**Given information:**
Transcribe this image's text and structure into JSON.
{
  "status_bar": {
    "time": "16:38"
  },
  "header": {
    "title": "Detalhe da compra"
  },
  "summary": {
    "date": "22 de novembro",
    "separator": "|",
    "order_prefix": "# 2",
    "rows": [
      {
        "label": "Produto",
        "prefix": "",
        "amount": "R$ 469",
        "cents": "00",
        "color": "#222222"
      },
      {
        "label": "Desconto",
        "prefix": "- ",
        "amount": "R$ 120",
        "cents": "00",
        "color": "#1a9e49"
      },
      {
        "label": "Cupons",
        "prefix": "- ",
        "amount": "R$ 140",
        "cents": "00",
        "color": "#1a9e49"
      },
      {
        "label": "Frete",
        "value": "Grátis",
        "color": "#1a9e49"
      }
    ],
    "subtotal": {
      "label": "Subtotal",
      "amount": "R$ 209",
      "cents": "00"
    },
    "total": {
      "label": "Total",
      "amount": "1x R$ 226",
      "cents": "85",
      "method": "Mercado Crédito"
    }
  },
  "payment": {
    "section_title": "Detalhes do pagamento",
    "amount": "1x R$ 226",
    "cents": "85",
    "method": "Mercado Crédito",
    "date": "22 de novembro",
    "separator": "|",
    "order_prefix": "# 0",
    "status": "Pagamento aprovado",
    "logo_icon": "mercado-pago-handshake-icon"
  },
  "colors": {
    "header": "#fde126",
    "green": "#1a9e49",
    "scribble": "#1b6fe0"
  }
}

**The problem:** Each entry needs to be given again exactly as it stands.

**Answer for this exercise:**
Transcribe this image's text and structure into JSON.
{
  "status_bar": {
    "time": "16:38"
  },
  "header": {
    "title": "Detalhe da compra"
  },
  "summary": {
    "date": "22 de novembro",
    "separator": "|",
    "order_prefix": "# 2",
    "rows": [
      {
        "label": "Produto",
        "prefix": "",
        "amount": "R$ 469",
        "cents": "00",
        "color": "#222222"
      },
      {
        "label": "Desconto",
        "prefix": "- ",
        "amount": "R$ 120",
        "cents": "00",
        "color": "#1a9e49"
      },
      {
        "label": "Cupons",
        "prefix": "- ",
        "amount": "R$ 140",
        "cents": "00",
        "color": "#1a9e49"
      },
      {
        "label": "Frete",
        "value": "Grátis",
        "color": "#1a9e49"
      }
    ],
    "subtotal": {
      "label": "Subtotal",
      "amount": "R$ 209",
      "cents": "00"
    },
    "total": {
      "label": "Total",
      "amount": "1x R$ 226",
      "cents": "85",
      "method": "Mercado Crédito"
    }
  },
  "payment": {
    "section_title": "Detalhes do pagamento",
    "amount": "1x R$ 226",
    "cents": "85",
    "method": "Mercado Crédito",
    "date": "22 de novembro",
    "separator": "|",
    "order_prefix": "# 0",
    "status": "Pagamento aprovado",
    "logo_icon": "mercado-pago-handshake-icon"
  },
  "colors": {
    "header": "#fde126",
    "green": "#1a9e49",
    "scribble": "#1b6fe0"
  }
}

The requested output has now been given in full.